◆ **PROBLEM REQUIREMENTS**: Given the records below, pull every line with the word "this" into the answer.

----

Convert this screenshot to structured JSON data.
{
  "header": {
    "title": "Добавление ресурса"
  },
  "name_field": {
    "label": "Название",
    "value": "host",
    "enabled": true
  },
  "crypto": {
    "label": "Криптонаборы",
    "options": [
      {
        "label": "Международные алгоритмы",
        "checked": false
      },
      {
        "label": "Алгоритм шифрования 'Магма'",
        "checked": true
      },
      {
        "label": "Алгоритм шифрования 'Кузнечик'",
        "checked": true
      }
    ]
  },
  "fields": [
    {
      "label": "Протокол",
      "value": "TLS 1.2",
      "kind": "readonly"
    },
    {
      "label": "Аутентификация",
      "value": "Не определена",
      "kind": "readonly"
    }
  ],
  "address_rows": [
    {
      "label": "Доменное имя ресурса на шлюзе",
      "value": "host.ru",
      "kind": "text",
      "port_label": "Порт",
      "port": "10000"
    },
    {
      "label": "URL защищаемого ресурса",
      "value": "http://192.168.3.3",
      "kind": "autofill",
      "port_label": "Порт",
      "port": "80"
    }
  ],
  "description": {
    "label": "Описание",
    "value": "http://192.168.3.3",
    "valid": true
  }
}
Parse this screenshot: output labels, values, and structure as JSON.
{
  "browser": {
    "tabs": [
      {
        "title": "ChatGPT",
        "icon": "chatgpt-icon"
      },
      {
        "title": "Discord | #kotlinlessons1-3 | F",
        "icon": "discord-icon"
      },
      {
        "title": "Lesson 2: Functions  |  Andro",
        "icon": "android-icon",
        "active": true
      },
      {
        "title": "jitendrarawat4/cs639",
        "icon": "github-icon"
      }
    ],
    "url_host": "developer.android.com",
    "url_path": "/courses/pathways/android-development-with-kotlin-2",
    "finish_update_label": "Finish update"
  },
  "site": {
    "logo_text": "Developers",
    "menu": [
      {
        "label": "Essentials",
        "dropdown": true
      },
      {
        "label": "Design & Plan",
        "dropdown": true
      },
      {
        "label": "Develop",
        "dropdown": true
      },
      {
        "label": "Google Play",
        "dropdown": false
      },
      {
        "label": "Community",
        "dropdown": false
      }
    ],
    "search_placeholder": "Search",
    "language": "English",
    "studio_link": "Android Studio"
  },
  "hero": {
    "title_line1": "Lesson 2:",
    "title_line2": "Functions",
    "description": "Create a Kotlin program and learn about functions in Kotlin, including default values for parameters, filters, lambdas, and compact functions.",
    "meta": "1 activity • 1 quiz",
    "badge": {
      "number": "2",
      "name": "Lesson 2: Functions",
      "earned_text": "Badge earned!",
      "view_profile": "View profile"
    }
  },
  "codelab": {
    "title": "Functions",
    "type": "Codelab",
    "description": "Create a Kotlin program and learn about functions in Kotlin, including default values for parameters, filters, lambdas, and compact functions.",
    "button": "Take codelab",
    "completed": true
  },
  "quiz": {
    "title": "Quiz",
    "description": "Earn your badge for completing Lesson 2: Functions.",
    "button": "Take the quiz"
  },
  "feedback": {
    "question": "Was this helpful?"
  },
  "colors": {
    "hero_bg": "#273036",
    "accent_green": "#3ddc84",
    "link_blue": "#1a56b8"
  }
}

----

◆ **SOLUTION TO THE PROBLEM**:
Convert this screenshot to structured JSON data.
Parse this screenshot: output labels, values, and structure as JSON.
    "question": "Was this helpful?"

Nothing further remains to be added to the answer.